TYPES OF ICUs There are two types of ICUs, An open : In this type, physicians admit, treat and discharge and

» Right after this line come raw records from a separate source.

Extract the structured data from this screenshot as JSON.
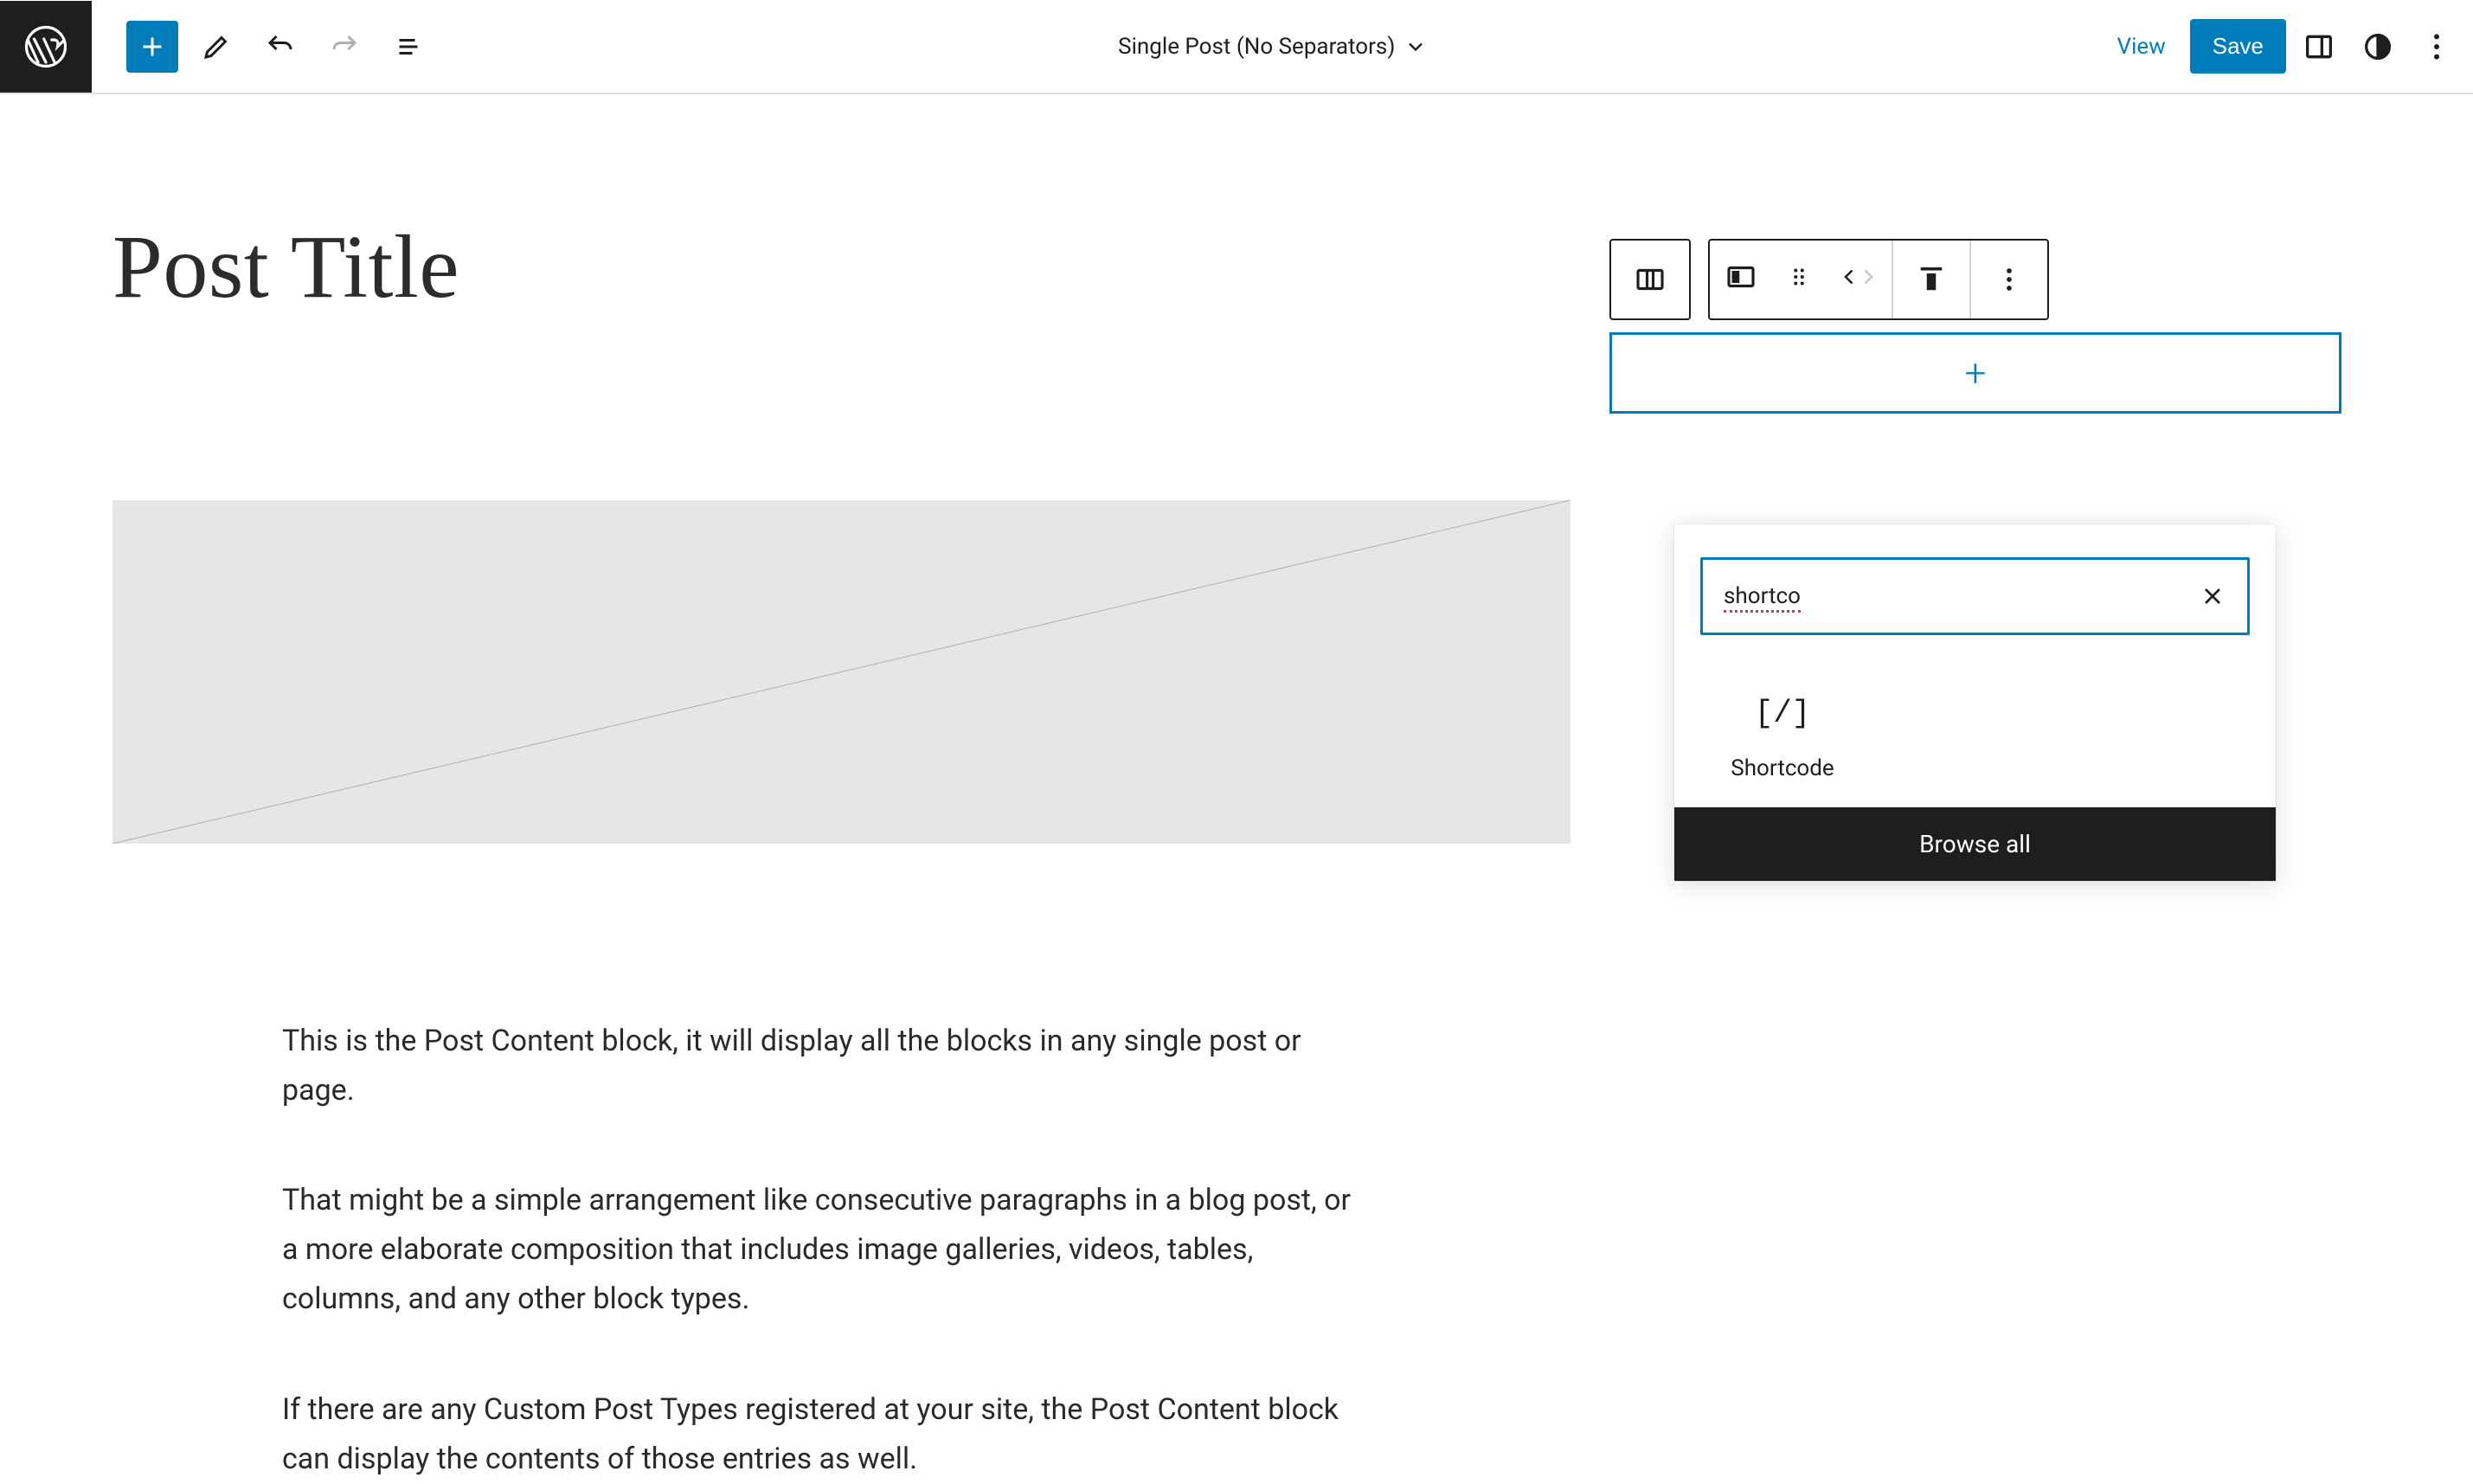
{
  "topbar": {
    "template_label": "Single Post (No Separators)",
    "view_label": "View",
    "save_label": "Save"
  },
  "post": {
    "title": "Post Title",
    "paragraphs": [
      "This is the Post Content block, it will display all the blocks in any single post or page.",
      "That might be a simple arrangement like consecutive paragraphs in a blog post, or a more elaborate composition that includes image galleries, videos, tables, columns, and any other block types.",
      "If there are any Custom Post Types registered at your site, the Post Content block can display the contents of those entries as well."
    ]
  },
  "inserter": {
    "search_value": "shortco",
    "results": [
      {
        "icon": "[/]",
        "label": "Shortcode"
      }
    ],
    "browse_all_label": "Browse all"
  },
  "colors": {
    "accent": "#007cba",
    "text": "#1e1e1e"
  }
}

A closed: in this type, the admission, discharge and referral policies are under the control of intensivists. ICUS CAN BE CLASSIFIED AS: Level I: This can be referred as high dependency is where close monitoring, resuscitation, and short term ventilation <24hrs has to be performed. Level II: Can be located in general hospital, undertake more prolonged ventilation. Must have resident doctors, nurses, access to pathology, radiology, etc. Level III: Located in a major tertiary hospital, which is a referral hospital. It should provide all aspects of intensive care required. FUTURE OF CRITICAL CARE NURSING Rapid advances in healthcare and technology have contributed to keeping more people out of the hospital. However, patients in critical care units are more ill than ever. May patients who would have been cared for in a critical care unit five years ago are now being cared for on medical floors or at home. Many patients in todays critical care units would not have survived in the past. It has been proposed that hospitals of the future will be large critical care units and other types of care will be provided in alternative locations or at home. Critical care nurses will need to keep pace with the latest information and develop skills to manage new treatment, methods and technologies. As issues relating to patient care become increasingly complex and new technology and treatment care introduced, Critical care nurses will need to become ever more knowledgeable.